24. Regarding the concern raised by Ms Cyd HO about the provision of voluntary service of a specialized nature, Mr CHENG Kai-nam said that usually there were rates determined by the market for the charging of such service. These market rates could be used as a reliable basis for assessing the fair estimated value of any professional service offered to a candidate. He said that any false-reporting or under-reporting of the cost could be easily brought to light.
25. DS/CA advised that the policy intention was that a service provided to a candidate would be excluded from being counted as election donation and expenses only if it was offered free of charge and done by an individual personally, voluntarily, at his own time and that person's occupation did not involve the provision of that kind of service. He reiterated that the Administration's new proposal to add a time element in respect of voluntary service was intended to strike a balance and to ensure fairness in elections. He said that subject to members' consensus views, the Administration was prepared to further consider the matter.
26. Some members indicated that they would need to seek a party line on whether all voluntary service provided free of charge should be excluded from being counted as election donation and election expenses.
Law on political parties
27. Ms Cyd HO said that under the existing CIPO, a candidate was required to report in an election return any election donation of $500 or more, accompanied by a copy of the receipt issued to the donor. However, in the case of a candidate who was fully supported by a political party of which he was a member, there was no way of knowing the source of any donation made to the political party. She said that a law on political parties would help enhance transparency in this respect.
28. In response to the point made by Ms HO, the Chairman said that political parties received donations from various sources, including fund-raising activities where a large number of the donors could not be identified. In addition, many donations were made by people who did not specify the use to which the money should be put. Therefore, it would be extremely difficult to classify donations received by political parties solely for the purpose of electioneering activities.
29. DS/CA said that the Administration had yet to consider the matter of legislating for the purpose of regulating political parties. The Administration would examine the pros and cons of a law on political parties at a later stage. He said that as the Bill sought to deal with corrupt or illegal conduct at elections, the consideration of a law on political parties appeared to fall outside the ambit of the Bill.
(Post-meeting note : The Administration's response to the points raised at the meeting was circulated to members vide LC Paper Nos. CB(2)1805/98-99(02) and CB(2)1947/98-99(02) dated 27 April and 12 May 1999 respectively.)
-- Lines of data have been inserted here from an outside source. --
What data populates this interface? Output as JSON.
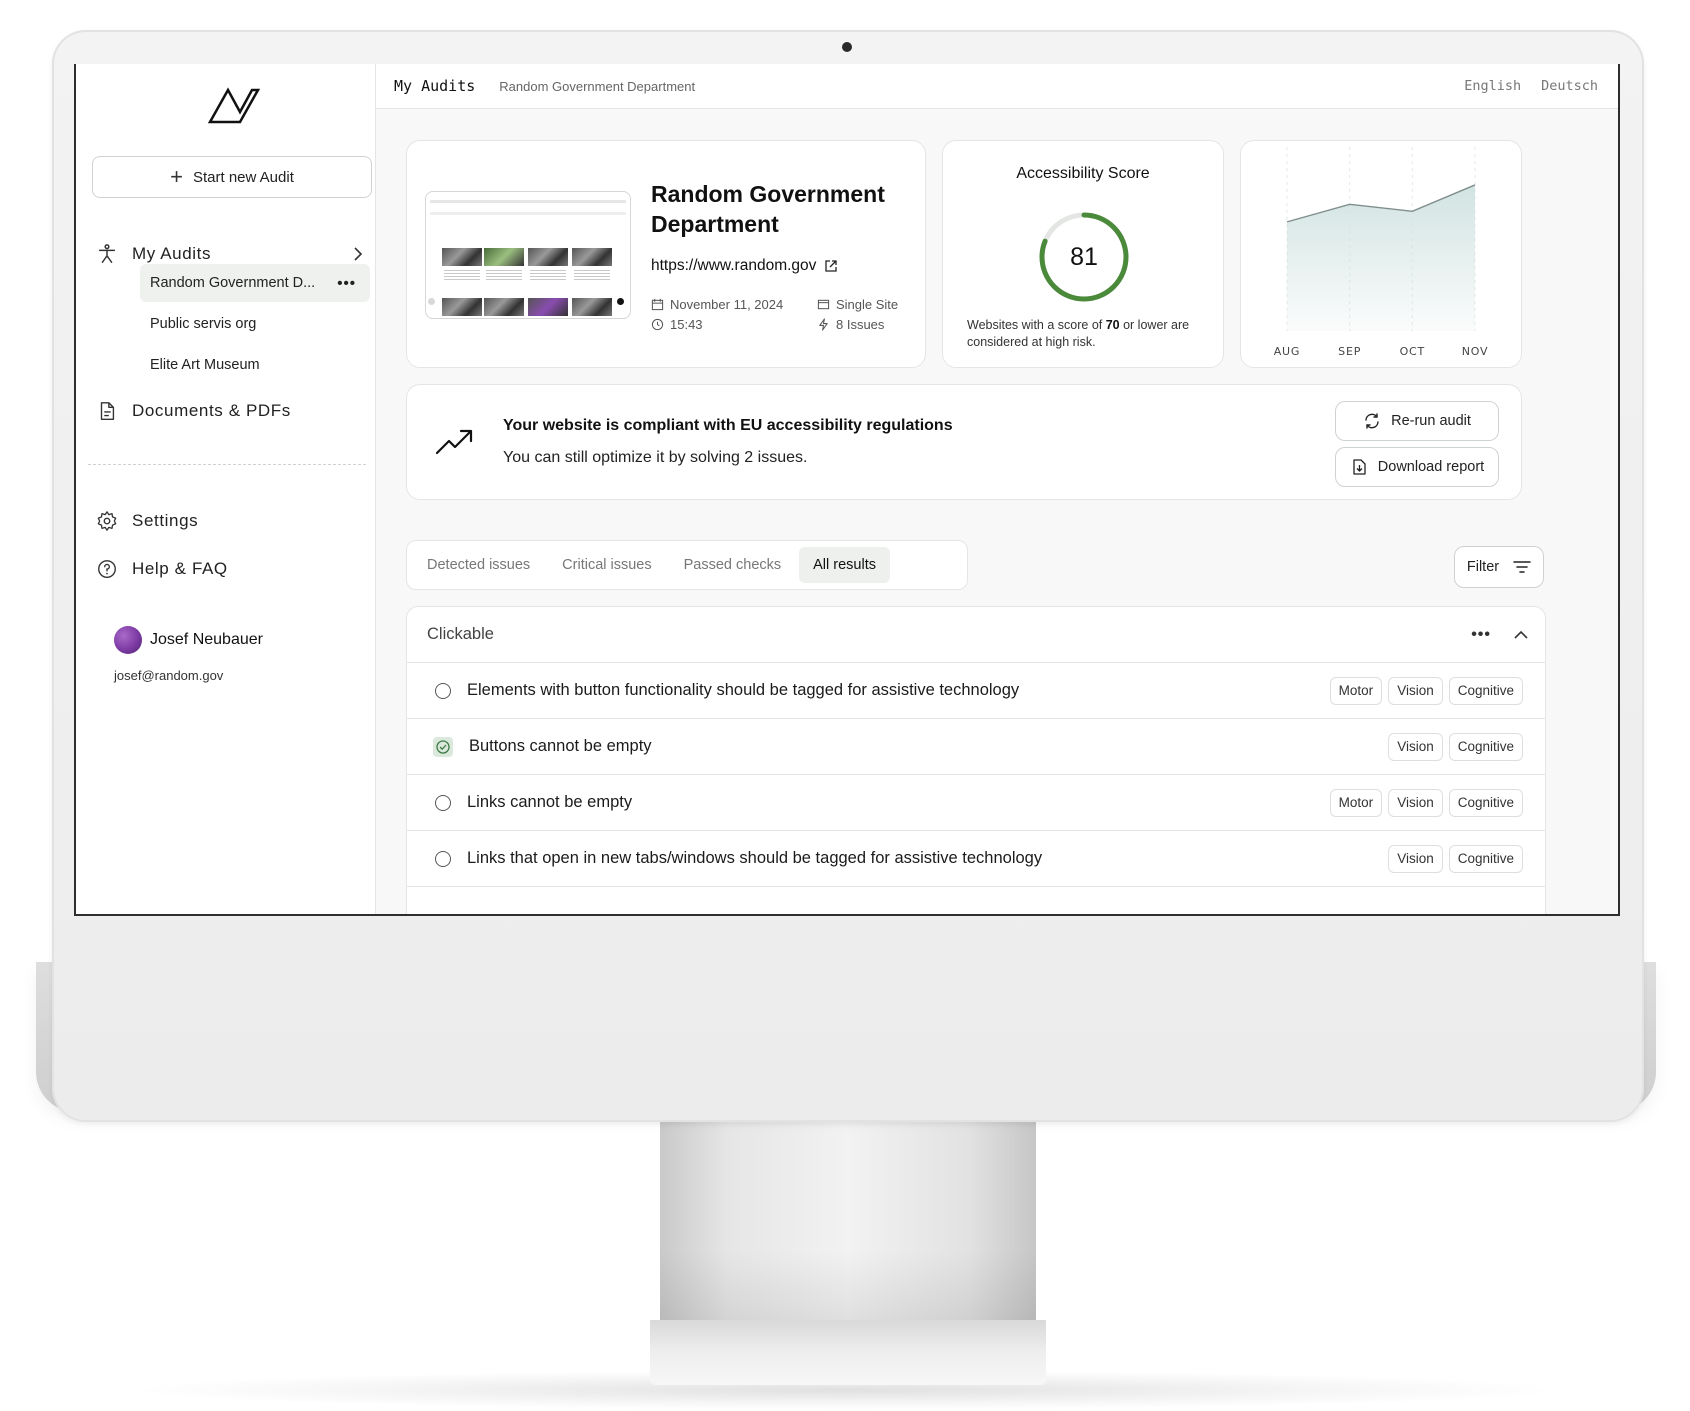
{
  "app": {
    "title": "My Audits",
    "subtitle": "Random Government Department",
    "languages": [
      "English",
      "Deutsch"
    ]
  },
  "sidebar": {
    "new_audit_label": "Start new Audit",
    "my_audits_label": "My Audits",
    "audits": [
      {
        "label": "Random Government D...",
        "active": true
      },
      {
        "label": "Public servis org",
        "active": false
      },
      {
        "label": "Elite Art Museum",
        "active": false
      }
    ],
    "documents_label": "Documents & PDFs",
    "settings_label": "Settings",
    "help_label": "Help & FAQ",
    "user": {
      "name": "Josef Neubauer",
      "email": "josef@random.gov"
    }
  },
  "site": {
    "name": "Random Government Department",
    "url": "https://www.random.gov",
    "date": "November 11, 2024",
    "time": "15:43",
    "scope": "Single Site",
    "issues": "8 Issues"
  },
  "score": {
    "title": "Accessibility Score",
    "value": 81,
    "max": 100,
    "note_prefix": "Websites with a score of ",
    "note_threshold": "70",
    "note_suffix": " or lower are considered at high risk.",
    "ring_color": "#4a8a3a"
  },
  "chart_data": {
    "type": "area",
    "categories": [
      "AUG",
      "SEP",
      "OCT",
      "NOV"
    ],
    "values": [
      62,
      72,
      68,
      83
    ],
    "ylim": [
      0,
      100
    ],
    "grid": true,
    "fill_color": "#cfe2e0"
  },
  "compliance": {
    "title": "Your website is compliant with EU accessibility regulations",
    "subtitle": "You can still optimize it by solving 2 issues.",
    "rerun_label": "Re-run audit",
    "download_label": "Download report"
  },
  "tabs": [
    {
      "label": "Detected issues",
      "active": false
    },
    {
      "label": "Critical issues",
      "active": false
    },
    {
      "label": "Passed checks",
      "active": false
    },
    {
      "label": "All results",
      "active": true
    }
  ],
  "filter_label": "Filter",
  "results": {
    "group_title": "Clickable",
    "rows": [
      {
        "text": "Elements with button functionality should be tagged for assistive technology",
        "passed": false,
        "tags": [
          "Motor",
          "Vision",
          "Cognitive"
        ]
      },
      {
        "text": "Buttons cannot be empty",
        "passed": true,
        "tags": [
          "Vision",
          "Cognitive"
        ]
      },
      {
        "text": "Links cannot be empty",
        "passed": false,
        "tags": [
          "Motor",
          "Vision",
          "Cognitive"
        ]
      },
      {
        "text": "Links that open in new tabs/windows should be tagged for assistive technology",
        "passed": false,
        "tags": [
          "Vision",
          "Cognitive"
        ]
      }
    ]
  }
}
II. Date of next meetings
30. The next two meetings were scheduled for 28 April 1999 at 8:30 am and 5 May 1999 at 10:45 am respectively.
31. The meeting ended at 12:40 pm.
Legislative Council Secretariat
3 June 1999